Your task: Of the entries that follow, how many lines hold the string "heading"? Write the number and nothing more.

Task input:
<<<<

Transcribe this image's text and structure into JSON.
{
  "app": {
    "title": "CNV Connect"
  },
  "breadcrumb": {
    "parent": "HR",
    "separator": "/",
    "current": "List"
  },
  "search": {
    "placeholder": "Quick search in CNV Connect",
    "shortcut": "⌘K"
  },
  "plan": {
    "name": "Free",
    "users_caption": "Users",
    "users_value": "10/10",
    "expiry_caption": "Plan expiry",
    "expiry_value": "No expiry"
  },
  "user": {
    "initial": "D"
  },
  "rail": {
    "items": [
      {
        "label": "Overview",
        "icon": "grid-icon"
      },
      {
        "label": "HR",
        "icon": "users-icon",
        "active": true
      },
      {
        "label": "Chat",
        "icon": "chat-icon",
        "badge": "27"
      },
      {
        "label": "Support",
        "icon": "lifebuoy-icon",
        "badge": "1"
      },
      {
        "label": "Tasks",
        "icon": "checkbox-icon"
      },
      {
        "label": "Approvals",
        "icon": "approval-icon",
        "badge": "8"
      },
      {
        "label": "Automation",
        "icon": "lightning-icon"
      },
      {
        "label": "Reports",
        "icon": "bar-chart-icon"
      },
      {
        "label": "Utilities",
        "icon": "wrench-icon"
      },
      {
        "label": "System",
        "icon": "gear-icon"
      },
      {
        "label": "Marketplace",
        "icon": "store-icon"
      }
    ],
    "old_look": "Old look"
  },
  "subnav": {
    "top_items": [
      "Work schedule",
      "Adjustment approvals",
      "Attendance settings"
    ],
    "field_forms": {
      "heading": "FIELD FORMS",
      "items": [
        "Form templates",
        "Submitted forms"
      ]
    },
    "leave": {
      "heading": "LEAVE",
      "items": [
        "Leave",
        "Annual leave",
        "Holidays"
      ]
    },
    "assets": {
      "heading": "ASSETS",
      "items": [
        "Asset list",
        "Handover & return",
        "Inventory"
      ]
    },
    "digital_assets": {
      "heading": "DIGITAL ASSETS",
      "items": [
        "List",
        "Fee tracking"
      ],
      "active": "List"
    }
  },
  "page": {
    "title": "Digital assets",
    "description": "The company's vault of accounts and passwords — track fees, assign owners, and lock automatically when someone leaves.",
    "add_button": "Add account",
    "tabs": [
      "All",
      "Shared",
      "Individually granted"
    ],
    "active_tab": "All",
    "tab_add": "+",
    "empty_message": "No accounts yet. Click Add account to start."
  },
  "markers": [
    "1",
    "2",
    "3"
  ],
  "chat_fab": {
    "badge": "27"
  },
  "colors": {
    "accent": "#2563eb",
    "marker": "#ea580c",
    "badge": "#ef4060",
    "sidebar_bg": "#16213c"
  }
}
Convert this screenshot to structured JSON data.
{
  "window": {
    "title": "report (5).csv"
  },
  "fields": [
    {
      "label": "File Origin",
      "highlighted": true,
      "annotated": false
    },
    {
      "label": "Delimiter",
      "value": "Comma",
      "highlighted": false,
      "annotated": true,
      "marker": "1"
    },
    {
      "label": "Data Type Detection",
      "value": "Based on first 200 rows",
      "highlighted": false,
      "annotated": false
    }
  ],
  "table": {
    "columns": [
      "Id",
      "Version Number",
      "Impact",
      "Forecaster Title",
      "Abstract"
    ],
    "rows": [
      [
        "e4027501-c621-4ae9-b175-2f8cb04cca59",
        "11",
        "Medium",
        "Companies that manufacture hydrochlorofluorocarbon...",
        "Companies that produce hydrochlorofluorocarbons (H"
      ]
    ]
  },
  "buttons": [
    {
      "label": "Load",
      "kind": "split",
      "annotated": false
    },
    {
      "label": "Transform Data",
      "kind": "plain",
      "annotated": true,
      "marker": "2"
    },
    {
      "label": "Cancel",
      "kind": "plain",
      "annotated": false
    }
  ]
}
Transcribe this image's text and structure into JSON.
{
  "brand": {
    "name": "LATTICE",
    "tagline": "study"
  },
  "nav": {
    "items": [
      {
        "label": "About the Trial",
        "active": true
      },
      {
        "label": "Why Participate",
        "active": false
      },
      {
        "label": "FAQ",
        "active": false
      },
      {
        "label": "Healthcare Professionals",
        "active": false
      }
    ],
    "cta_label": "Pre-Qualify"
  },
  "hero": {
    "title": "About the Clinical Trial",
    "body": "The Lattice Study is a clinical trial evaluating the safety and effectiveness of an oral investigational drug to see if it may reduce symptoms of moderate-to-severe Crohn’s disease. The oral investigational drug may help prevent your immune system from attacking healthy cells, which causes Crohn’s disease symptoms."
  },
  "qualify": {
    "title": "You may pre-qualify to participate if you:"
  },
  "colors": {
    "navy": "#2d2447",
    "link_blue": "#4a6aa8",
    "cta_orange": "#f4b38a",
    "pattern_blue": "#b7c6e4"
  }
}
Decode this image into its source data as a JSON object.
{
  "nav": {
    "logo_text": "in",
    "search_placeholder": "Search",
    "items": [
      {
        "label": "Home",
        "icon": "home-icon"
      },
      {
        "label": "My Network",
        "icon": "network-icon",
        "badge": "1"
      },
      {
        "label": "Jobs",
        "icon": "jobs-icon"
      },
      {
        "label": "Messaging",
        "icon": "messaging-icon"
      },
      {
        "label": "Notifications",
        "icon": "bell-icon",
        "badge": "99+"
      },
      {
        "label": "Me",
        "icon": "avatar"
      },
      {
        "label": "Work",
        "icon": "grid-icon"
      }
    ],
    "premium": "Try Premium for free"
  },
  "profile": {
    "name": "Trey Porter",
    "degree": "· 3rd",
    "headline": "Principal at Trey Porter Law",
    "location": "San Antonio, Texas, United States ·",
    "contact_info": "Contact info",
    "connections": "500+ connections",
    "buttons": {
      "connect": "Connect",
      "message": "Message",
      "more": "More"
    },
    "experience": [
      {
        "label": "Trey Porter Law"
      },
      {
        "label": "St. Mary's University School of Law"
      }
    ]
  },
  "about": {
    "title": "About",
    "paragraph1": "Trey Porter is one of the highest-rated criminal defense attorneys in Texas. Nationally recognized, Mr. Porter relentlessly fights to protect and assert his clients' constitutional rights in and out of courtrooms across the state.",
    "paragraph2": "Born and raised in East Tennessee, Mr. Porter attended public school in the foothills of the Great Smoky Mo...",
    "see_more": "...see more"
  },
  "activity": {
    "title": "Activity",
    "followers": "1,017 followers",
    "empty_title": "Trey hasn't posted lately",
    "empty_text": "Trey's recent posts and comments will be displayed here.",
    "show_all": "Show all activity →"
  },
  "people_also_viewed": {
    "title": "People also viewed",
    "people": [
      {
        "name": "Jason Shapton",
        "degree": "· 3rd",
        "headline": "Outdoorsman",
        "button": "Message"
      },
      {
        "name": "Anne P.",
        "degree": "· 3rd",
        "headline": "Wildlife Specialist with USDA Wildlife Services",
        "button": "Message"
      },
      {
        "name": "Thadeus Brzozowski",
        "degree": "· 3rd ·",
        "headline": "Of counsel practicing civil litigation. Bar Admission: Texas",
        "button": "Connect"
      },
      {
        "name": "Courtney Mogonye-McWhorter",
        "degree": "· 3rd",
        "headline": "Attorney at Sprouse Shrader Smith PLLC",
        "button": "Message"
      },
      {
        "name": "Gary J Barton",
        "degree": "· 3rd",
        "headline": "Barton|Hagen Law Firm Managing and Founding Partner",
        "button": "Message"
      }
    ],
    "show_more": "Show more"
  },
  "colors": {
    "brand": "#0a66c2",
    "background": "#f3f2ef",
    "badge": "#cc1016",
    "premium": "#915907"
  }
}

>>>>

Solution to the problem: 4